That Bergin's film can and should be used as an effective educational tool is just one of many reasons why it's the most important local film of the year--and it was a banner year for local film, including local African American film. If the documentary North Star encourages black history to shine on, the fictional Justice (now airing on the STARZ! network) envisions a Twin Cities in which grassroots activism has its day over a corrupt, racist criminal justice system. What a year for black film in Minnesota!
Jeremy O'Kasick is a Minneapolis-based writer and frequent contributor to City Pages.
Ridicule makes a fearsome weapon, and in political theater a pie fight is as good as a firefight; witness this year's attempted Cool Whip ambush of Ann Coulter. But that's not why so many people told me the only news source they trusted anymore was Comedy Central's The Daily Show.
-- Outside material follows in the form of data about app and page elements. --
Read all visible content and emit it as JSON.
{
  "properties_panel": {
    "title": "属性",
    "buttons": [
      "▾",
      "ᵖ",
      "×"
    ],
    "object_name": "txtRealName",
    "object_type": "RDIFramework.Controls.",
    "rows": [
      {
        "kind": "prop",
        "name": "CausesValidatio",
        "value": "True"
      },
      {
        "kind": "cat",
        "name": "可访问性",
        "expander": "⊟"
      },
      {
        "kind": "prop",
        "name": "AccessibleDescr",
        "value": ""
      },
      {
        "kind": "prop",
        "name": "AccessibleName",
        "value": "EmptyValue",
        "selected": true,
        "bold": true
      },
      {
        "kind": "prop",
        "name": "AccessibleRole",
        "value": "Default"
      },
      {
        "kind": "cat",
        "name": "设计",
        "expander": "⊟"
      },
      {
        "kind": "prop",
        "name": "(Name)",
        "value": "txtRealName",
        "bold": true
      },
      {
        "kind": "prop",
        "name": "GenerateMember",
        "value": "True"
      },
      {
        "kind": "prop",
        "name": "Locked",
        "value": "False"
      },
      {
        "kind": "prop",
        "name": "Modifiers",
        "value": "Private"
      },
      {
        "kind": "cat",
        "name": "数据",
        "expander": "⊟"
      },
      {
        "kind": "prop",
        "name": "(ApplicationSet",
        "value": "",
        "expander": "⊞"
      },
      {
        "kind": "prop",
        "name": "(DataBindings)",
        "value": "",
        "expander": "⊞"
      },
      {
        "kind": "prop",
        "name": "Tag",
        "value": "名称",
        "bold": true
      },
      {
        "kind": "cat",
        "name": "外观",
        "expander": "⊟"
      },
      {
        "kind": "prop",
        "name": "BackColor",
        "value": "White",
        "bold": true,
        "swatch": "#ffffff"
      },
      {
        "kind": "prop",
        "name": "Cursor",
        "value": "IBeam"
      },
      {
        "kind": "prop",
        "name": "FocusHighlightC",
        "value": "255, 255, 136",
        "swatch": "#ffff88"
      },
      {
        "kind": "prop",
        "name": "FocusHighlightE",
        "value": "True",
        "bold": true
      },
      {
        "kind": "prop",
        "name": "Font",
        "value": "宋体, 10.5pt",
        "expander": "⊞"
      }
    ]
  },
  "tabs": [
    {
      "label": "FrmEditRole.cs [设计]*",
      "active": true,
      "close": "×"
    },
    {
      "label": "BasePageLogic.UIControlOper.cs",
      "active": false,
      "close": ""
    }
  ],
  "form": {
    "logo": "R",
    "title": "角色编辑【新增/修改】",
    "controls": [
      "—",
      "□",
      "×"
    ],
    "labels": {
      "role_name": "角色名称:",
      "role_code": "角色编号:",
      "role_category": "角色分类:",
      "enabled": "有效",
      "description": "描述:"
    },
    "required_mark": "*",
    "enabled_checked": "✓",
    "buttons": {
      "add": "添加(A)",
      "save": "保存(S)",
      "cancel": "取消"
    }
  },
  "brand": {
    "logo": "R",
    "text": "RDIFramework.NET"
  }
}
The news itself was not the issue: Information was pimped and peddled this year on every satellite-linked street corner. No, what people craved was the sight of someone calling bullshit on flagrant lying and misrepresentation, whichever side was spouting it.
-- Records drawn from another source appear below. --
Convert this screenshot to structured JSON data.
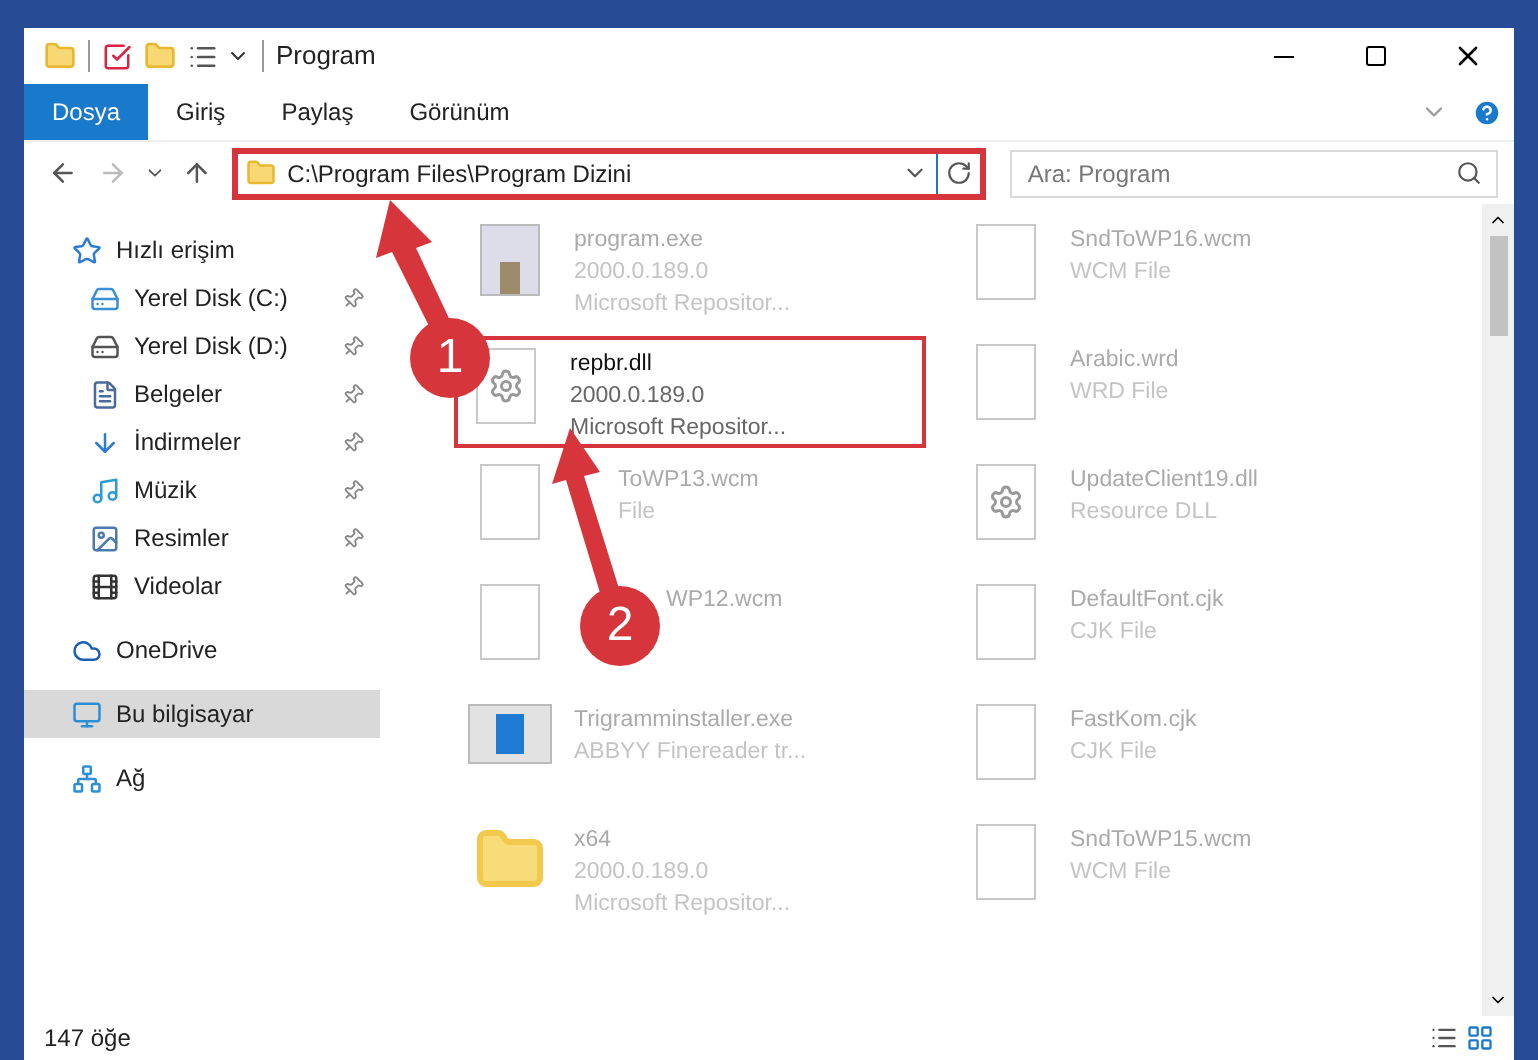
{
  "window": {
    "title": "Program"
  },
  "ribbon_tabs": [
    {
      "label": "Dosya",
      "selected": true
    },
    {
      "label": "Giriş",
      "selected": false
    },
    {
      "label": "Paylaş",
      "selected": false
    },
    {
      "label": "Görünüm",
      "selected": false
    }
  ],
  "address_bar": {
    "path": "C:\\Program Files\\Program Dizini",
    "highlighted": true
  },
  "search": {
    "placeholder": "Ara: Program"
  },
  "sidebar": {
    "items": [
      {
        "label": "Hızlı erişim",
        "kind": "star",
        "selected": false,
        "children": [
          {
            "label": "Yerel Disk (C:)",
            "kind": "disk-c",
            "pinned": true,
            "selected": false
          },
          {
            "label": "Yerel Disk (D:)",
            "kind": "disk",
            "pinned": true,
            "selected": false
          },
          {
            "label": "Belgeler",
            "kind": "docs",
            "pinned": true,
            "selected": false
          },
          {
            "label": "İndirmeler",
            "kind": "download",
            "pinned": true,
            "selected": false
          },
          {
            "label": "Müzik",
            "kind": "music",
            "pinned": true,
            "selected": false
          },
          {
            "label": "Resimler",
            "kind": "pictures",
            "pinned": true,
            "selected": false
          },
          {
            "label": "Videolar",
            "kind": "video",
            "pinned": true,
            "selected": false
          }
        ]
      },
      {
        "label": "OneDrive",
        "kind": "cloud",
        "selected": false
      },
      {
        "label": "Bu bilgisayar",
        "kind": "computer",
        "selected": true
      },
      {
        "label": "Ağ",
        "kind": "network",
        "selected": false
      }
    ]
  },
  "files": [
    {
      "name": "program.exe",
      "details": [
        "2000.0.189.0",
        "Microsoft Repositor..."
      ],
      "kind": "exe",
      "highlighted": false
    },
    {
      "name": "SndToWP16.wcm",
      "details": [
        "WCM File"
      ],
      "kind": "blank",
      "highlighted": false
    },
    {
      "name": "repbr.dll",
      "details": [
        "2000.0.189.0",
        "Microsoft Repositor..."
      ],
      "kind": "dll",
      "highlighted": true
    },
    {
      "name": "Arabic.wrd",
      "details": [
        "WRD File"
      ],
      "kind": "blank",
      "highlighted": false
    },
    {
      "name": "ToWP13.wcm",
      "details": [
        "File"
      ],
      "kind": "blank",
      "highlighted": false
    },
    {
      "name": "UpdateClient19.dll",
      "details": [
        "Resource DLL"
      ],
      "kind": "dll",
      "highlighted": false
    },
    {
      "name": "WP12.wcm",
      "kind": "blank",
      "highlighted": false
    },
    {
      "name": "DefaultFont.cjk",
      "details": [
        "CJK File"
      ],
      "kind": "blank",
      "highlighted": false
    },
    {
      "name": "Trigramminstaller.exe",
      "details": [
        "ABBYY Finereader tr..."
      ],
      "kind": "installer",
      "highlighted": false
    },
    {
      "name": "FastKom.cjk",
      "details": [
        "CJK File"
      ],
      "kind": "blank",
      "highlighted": false
    },
    {
      "name": "x64",
      "details": [
        "2000.0.189.0",
        "Microsoft Repositor..."
      ],
      "kind": "folder",
      "highlighted": false
    },
    {
      "name": "SndToWP15.wcm",
      "details": [
        "WCM File"
      ],
      "kind": "blank",
      "highlighted": false
    }
  ],
  "status_bar": {
    "count": "147 öğe"
  },
  "annotations": [
    {
      "number": "1"
    },
    {
      "number": "2"
    }
  ]
}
Thus a half-hour of fake news became the rallying point this year for people who watched the real news with mouths agape, their minds connected by a single thought: "Can you believe this crap?" And their hero was a fortyish ringmaster who confronted the day's affronts to truth and common sense with bad puns, open disbelief, a collegiate variation on borscht-belt shtick, and, best of all, evidence. Suddenly thrust into doing a real newsman's work (okay, maybe not when he was interviewing Billy Crudup), Jon Stewart used his bizarre position as the anchor of a fake newscast to ask questions the networks didn't dare. Pity the hapless Republican apparatchik who parroted that dubious stat about John Kerry as the Senate's most liberal voter, only to have Stewart pick the claim and its sources apart in a thrilling on-air evisceration.
Any mention of Stewart should include his brilliant second bananas Samantha Bee, Lewis Black, Rob Corddry, Ed Helms, and Stephen Colbert, whose parodies of journalese doubletalk this year scaled heights worthy of Joseph Heller if not Lewis Carroll. But Stewart's greatest performance wasn't even on his own show. It came last October on the CNN gabfest Crossfire. Invited for easy laughs ("I'm not going to be your monkey," he said), a visibly aggrieved Stewart instead rebuked mouthpieces Paul Begala and Tucker Carlson for reducing serious debate to a carnival. Rent-a-pundit Carlson, plainly hurt, complained that Stewart wasn't doing any better. Stewart countered that he wasn't the one on CNN: His lead-in show featured puppets making crank calls.